The decision to minimize the information with regards to this event is something that I cannot fully agree nor disagree. I disagree that any historical event can be wiped out and forgotten. That not talking about it doesn't make it go away. But I agree that some (not all) would still be offended with the racial issue underlying this event. That all it takes is a spark and a wild fire could ensue.
But preventing a director from trying to make the most honest film that she can present is not the way to minimize racial disputes. In fact, I don't think there is any racial slurs in the scenes that were taken out accept for one. Here, you can be the judge yourself.
Four out of the eight scenes taken out were: -
(courtesy of theSun)
1. Husband tickling his wife affectionaly in bed.
Now, I can understand that being a Muslim, it is not appropriate to show two unrelated ppl in bed tickling each other. But there are also other Malay movies where you see young couples (playing characters who are not married) hugging and holding hands in public. So what's the difference? I assume that the couple featured in this scene is Ida Nerina and Harith Iskandar. Now with no intention to insult anyone, is it because the couple in Sepet is not so pretty to look at? So okay they are not as pretty as... say... Erra Fazira and Yusry but that cannot be the reason why this scene didn't get through, can it?
2. The Chinese boy and his Malay girlfriend go to a photo shop and take a picture on a motorcycle.
Unless they were doing the 'bedroom lambada' on the motorcycle, I don't see why they have to take this out.
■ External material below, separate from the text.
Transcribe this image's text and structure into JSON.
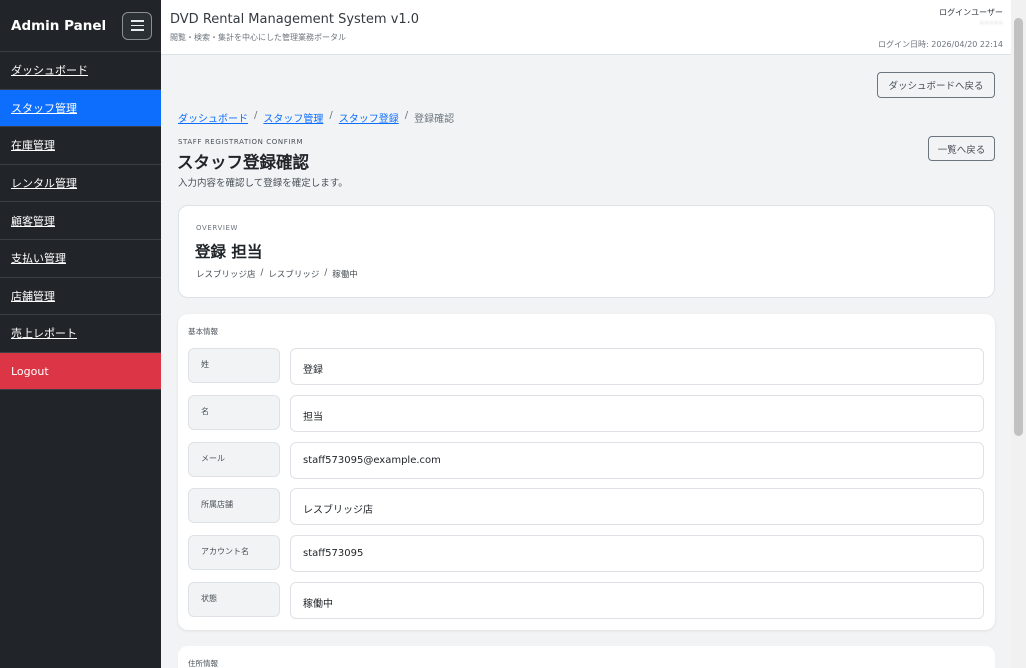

3. A scene between two characters where one says, "not all Chinese men cheat and not all Malay men are lazy". The Malay girl replies: "That is where you are wrong; all Malay men are lazy."
This is the scene that I'm a bit uncomfortable with in that it's possible these remarks may not sit well with some ppl. But I fully accept Yasmin's explaination on why this scene is important, "This whole scene is done tongue-in-cheek and it goes to show that Malays can joke about themselves."
4. A scene at a nightspot showing a GRO sitting on the lap of the lead character. Later, he gets angry and leaves. The GRO falls to the floor and when she picks herself up, she gives him the finger.
Ooooh... the finger... very taboo one... But the irony is even the so-called great west, a culture most ppl claim this generation is idolizing will not show the finger on their national tv. Well yes they still allow it at the cinemas, with the appropriate ratings. And it's also true that they have different standards of censorship with different media. So why can't we adopt the same approach and thus give our artists the freedom in expressing their art?
Yasmin thinks that the board is "old-fashioned" and do not "actually have a passion about film" which I agree. But the suggestion to replace them with a younger set of ppl is noble yet pretty ambitious. I don't see it coming until the present members resign or die. But then, in the event that any of them resign or die, they would just be replaced with another old-fashioned, politically-charged member.
But what I do hope is that the next generation of leaders would at least try to break away from this tradition. Keep an open mind and try to judge things in context rather than taking it at face value. I love this country and I think it's great but I truly believe that it can be even greater.
You know what, now I'm excited to see Yusof Haslam's Sembilu 2005, another movie that also features an inter-racial love story. I would love to put Sembilu and Sepet side by side and see which film is more appealing to the general public and why.